The 10KSB program, as it is known, started three years ago, said Margaret Berger Bradley, the executive director of the program at CCP until this week. Through the program, business owners get an education, expert advice, networking, and sometimes access to business loans. It has been described as a mini-M.B.A., where owners learn about accounting, financial reporting, and writing business plans.

"One of our owners said he was trained as an architect, but he was never trained to run his own business," Bradley said. Silberstein said of 10,000 Small Businesses: "It took my success and kicked it into high gear. "It gave me this enormous access to all these other entrepreneurs who were having some of the same challenges I was having despite being in different industries."

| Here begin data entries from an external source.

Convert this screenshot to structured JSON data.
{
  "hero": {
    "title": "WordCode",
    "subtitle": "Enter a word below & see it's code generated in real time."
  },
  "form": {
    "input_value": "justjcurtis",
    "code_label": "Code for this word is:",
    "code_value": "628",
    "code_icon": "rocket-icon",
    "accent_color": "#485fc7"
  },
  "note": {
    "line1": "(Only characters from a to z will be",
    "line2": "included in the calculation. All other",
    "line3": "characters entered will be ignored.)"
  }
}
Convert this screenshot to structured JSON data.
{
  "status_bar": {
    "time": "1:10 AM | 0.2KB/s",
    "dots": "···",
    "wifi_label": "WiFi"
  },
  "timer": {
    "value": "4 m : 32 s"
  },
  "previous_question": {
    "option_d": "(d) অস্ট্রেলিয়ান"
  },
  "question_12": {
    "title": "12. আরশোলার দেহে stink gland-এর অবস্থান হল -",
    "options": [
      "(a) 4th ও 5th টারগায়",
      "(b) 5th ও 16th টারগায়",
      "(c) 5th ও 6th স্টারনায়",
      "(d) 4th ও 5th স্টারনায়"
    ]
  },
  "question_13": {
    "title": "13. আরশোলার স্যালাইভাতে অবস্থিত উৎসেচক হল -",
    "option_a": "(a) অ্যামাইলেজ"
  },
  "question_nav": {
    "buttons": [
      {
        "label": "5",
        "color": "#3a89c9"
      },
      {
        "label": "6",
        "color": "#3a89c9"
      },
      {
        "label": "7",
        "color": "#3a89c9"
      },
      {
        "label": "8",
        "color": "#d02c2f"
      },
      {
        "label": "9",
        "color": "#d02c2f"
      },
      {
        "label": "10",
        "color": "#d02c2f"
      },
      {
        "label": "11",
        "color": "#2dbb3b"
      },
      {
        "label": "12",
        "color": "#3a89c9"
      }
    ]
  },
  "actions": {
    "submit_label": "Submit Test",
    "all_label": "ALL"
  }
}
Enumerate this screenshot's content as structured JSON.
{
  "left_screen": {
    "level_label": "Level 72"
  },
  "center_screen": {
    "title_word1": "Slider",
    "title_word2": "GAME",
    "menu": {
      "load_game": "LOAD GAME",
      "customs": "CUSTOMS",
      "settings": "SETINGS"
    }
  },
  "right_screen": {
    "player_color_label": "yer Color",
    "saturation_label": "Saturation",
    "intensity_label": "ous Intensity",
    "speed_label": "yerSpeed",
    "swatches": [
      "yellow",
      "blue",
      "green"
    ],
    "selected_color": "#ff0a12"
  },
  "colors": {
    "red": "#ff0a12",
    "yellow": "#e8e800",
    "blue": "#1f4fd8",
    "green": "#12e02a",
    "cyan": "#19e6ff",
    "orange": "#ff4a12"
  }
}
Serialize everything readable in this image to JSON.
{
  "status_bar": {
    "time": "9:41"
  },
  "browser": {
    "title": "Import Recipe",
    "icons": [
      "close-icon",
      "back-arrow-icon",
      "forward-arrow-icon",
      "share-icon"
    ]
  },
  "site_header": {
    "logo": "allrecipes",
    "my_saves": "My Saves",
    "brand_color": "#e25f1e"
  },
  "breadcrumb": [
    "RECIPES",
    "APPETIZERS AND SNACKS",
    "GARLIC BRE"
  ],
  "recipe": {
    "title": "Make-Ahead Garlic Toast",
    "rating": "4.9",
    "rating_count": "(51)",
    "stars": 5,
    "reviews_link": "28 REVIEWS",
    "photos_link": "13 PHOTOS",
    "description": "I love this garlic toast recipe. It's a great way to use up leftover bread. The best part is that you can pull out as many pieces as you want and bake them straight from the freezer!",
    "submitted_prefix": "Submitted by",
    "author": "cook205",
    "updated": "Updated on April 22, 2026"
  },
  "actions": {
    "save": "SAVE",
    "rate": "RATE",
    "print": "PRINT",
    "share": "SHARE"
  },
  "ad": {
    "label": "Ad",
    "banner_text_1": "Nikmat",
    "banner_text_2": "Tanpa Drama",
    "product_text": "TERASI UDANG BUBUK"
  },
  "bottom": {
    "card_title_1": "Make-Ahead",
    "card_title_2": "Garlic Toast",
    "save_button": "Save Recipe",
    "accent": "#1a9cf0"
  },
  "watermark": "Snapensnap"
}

After completing the program in April 2014, Silberstein moved from her home-office to the store in February 2015. Philadelphia has a great record of people starting small businesses, said John Grady, president of the Philadelphia Industrial Development Corp., which teamed with CCP and the city to bring the program here. But the region lags in the businesses' rate of growth.